EXERCISE OBJECTIVE — Retrieve each line that contains the word "icon" from the entries below.

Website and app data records

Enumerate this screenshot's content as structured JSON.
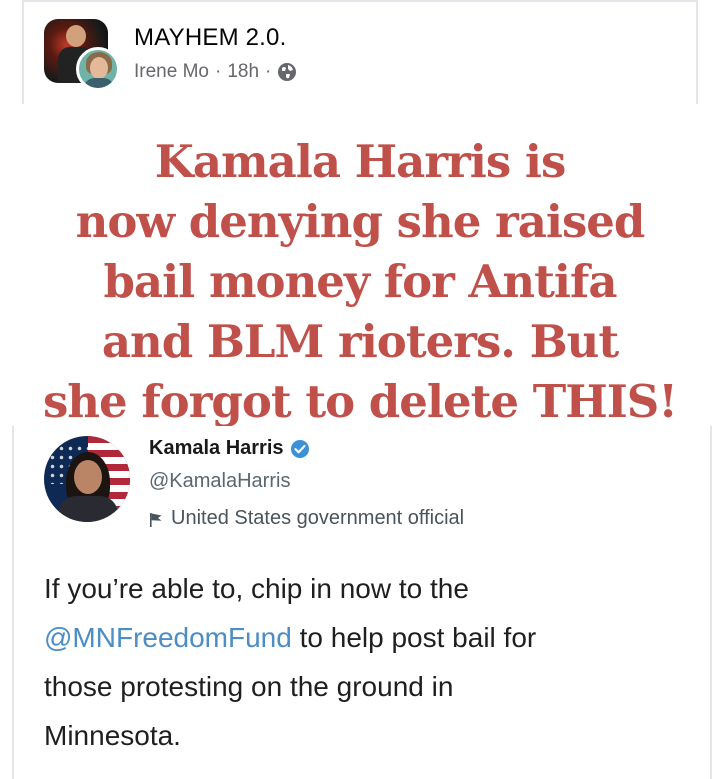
{
  "post": {
    "group_name": "MAYHEM 2.0.",
    "author": "Irene Mo",
    "separator": "·",
    "time": "18h",
    "privacy_icon": "globe-icon"
  },
  "meme": {
    "headline_lines": [
      "Kamala Harris is",
      "now denying she raised",
      "bail money for Antifa",
      "and BLM rioters. But",
      "she forgot to delete THIS!"
    ],
    "headline_color": "#c0504a",
    "tweet": {
      "name": "Kamala Harris",
      "verified_icon": "verified-badge-icon",
      "handle": "@KamalaHarris",
      "label": "United States government official",
      "label_icon": "flag-icon",
      "body_before": "If you’re able to, chip in now to the",
      "mention": "@MNFreedomFund",
      "body_after": " to help post bail for",
      "body_line3": "those protesting on the ground in",
      "body_line4": "Minnesota.",
      "mention_color": "#4b8dc4"
    }
  }
}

WRITTEN RESPONSE —
    "privacy_icon": "globe-icon"
      "verified_icon": "verified-badge-icon",
      "label_icon": "flag-icon",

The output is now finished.